*What is expected:* Take each line of the listing that has the string "Método" and report it.

*Entries shown:*
* * *

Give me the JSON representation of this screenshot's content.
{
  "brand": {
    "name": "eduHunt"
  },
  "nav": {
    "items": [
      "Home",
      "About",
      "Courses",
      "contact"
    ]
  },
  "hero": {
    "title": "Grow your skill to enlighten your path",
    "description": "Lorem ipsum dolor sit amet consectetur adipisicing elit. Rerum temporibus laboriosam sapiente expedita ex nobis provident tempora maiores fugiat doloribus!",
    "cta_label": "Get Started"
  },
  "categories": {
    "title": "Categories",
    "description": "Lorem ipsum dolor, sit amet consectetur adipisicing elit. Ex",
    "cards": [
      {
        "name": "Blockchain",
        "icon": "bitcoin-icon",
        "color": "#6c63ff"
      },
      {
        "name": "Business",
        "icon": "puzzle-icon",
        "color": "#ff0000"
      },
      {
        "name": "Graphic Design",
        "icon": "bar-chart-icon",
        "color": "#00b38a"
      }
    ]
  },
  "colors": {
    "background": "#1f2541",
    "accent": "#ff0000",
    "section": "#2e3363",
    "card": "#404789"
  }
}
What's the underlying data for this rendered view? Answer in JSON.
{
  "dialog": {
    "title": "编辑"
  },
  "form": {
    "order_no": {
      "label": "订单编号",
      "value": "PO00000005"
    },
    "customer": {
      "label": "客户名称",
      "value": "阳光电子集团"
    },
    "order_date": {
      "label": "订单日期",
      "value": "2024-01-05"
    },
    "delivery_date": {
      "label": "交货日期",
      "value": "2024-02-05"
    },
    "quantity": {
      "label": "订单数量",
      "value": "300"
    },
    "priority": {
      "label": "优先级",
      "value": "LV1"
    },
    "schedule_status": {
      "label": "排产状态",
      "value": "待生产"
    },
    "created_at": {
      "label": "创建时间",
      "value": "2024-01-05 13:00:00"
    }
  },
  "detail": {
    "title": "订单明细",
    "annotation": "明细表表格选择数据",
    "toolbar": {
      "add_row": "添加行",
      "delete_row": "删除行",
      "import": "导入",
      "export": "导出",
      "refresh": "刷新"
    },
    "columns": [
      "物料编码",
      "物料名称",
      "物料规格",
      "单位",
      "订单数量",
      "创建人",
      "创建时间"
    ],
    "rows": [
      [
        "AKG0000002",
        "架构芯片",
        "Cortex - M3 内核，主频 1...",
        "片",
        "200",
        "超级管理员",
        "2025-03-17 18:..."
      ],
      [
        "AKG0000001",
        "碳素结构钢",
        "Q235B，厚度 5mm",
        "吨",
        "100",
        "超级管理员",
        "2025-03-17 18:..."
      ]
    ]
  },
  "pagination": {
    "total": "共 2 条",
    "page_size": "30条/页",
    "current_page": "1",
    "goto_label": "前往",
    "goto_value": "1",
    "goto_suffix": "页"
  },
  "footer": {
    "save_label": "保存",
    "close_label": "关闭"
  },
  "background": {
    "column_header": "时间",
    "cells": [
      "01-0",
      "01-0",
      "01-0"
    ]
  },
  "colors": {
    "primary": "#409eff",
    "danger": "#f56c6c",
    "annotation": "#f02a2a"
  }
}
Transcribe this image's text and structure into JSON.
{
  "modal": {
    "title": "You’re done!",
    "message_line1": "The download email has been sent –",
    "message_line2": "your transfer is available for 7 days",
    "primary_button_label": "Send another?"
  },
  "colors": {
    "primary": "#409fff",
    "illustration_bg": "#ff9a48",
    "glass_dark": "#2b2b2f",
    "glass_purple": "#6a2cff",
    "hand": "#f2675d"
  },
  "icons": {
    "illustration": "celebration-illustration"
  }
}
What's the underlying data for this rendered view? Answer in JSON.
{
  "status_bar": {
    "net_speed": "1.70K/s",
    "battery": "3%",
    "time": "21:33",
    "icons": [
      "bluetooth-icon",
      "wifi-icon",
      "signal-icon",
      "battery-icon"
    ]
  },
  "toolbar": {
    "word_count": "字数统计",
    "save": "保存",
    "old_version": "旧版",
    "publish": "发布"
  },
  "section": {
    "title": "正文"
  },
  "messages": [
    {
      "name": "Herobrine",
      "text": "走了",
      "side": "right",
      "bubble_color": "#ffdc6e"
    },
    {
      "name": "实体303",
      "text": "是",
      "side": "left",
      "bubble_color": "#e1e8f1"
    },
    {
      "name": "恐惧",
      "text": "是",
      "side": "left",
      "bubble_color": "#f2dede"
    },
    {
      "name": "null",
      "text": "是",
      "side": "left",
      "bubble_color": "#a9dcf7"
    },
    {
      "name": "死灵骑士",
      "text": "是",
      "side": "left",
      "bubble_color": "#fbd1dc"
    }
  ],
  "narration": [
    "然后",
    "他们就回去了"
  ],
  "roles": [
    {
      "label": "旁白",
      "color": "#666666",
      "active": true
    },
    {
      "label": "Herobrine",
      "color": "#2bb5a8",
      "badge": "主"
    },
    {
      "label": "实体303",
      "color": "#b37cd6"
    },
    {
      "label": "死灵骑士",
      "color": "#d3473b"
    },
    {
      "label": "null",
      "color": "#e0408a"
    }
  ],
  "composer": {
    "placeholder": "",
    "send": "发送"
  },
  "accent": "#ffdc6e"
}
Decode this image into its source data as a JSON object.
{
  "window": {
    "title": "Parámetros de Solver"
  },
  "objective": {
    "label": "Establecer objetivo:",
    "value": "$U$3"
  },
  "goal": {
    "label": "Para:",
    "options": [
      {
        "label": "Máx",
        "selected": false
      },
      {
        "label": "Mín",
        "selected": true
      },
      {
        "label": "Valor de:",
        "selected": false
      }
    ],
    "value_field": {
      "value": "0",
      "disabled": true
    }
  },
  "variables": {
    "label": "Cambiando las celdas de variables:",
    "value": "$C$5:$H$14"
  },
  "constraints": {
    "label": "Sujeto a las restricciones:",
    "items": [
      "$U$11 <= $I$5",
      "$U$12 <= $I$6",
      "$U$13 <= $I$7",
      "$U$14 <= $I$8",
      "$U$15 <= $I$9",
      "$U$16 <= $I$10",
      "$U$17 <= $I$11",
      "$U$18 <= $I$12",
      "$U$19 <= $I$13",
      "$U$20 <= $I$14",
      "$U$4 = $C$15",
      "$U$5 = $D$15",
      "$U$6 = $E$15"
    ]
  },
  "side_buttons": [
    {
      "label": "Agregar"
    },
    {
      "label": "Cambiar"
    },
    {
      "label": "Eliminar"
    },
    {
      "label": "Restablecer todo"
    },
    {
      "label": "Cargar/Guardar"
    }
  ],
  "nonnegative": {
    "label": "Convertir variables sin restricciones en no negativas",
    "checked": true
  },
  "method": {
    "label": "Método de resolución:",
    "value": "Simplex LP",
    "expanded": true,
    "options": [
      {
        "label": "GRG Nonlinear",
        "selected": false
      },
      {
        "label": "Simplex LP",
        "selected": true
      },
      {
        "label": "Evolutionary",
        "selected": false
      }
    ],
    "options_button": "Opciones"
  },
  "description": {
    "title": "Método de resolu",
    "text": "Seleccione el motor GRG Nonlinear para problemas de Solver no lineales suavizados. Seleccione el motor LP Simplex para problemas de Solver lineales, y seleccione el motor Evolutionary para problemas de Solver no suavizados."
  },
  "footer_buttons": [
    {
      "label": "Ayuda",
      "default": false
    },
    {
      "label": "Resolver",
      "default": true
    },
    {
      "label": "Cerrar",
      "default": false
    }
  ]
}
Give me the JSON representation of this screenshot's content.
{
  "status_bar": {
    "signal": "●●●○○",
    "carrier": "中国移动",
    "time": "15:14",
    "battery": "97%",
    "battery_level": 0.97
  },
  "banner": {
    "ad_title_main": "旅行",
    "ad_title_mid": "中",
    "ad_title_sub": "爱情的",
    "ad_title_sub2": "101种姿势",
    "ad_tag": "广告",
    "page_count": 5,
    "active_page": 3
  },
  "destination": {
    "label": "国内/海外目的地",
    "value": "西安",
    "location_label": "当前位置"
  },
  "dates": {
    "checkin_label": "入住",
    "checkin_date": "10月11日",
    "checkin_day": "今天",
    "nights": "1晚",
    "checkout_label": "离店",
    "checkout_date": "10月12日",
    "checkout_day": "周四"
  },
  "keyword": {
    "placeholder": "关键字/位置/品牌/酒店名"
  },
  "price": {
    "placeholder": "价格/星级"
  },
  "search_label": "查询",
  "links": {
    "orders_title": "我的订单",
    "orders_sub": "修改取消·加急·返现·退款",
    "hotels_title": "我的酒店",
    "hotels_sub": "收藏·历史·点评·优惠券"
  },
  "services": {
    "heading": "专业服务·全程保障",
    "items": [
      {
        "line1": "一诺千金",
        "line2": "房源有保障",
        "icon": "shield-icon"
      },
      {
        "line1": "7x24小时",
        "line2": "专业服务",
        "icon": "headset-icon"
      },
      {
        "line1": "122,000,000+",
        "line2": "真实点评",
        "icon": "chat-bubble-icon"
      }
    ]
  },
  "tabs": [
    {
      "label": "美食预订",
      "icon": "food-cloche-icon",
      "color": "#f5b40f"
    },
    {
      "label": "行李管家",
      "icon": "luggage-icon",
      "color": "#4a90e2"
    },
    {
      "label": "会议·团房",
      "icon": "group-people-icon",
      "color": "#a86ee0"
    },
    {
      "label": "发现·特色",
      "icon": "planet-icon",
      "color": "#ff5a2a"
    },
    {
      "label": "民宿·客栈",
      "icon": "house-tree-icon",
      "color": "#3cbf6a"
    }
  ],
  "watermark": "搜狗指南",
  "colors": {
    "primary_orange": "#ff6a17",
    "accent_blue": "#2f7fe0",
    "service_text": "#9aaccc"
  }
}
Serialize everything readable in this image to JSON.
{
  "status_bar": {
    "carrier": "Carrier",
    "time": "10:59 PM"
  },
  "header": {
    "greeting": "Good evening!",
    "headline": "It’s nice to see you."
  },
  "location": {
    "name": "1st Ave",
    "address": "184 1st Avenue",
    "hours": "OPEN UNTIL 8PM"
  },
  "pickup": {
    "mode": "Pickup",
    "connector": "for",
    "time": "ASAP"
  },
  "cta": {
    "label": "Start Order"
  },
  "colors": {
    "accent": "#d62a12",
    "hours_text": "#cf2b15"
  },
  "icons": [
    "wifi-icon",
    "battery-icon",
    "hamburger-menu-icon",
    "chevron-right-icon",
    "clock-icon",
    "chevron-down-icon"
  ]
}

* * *

*Answer to the exercise:*
    "label": "Método de resolución:",
    "title": "Método de resolu",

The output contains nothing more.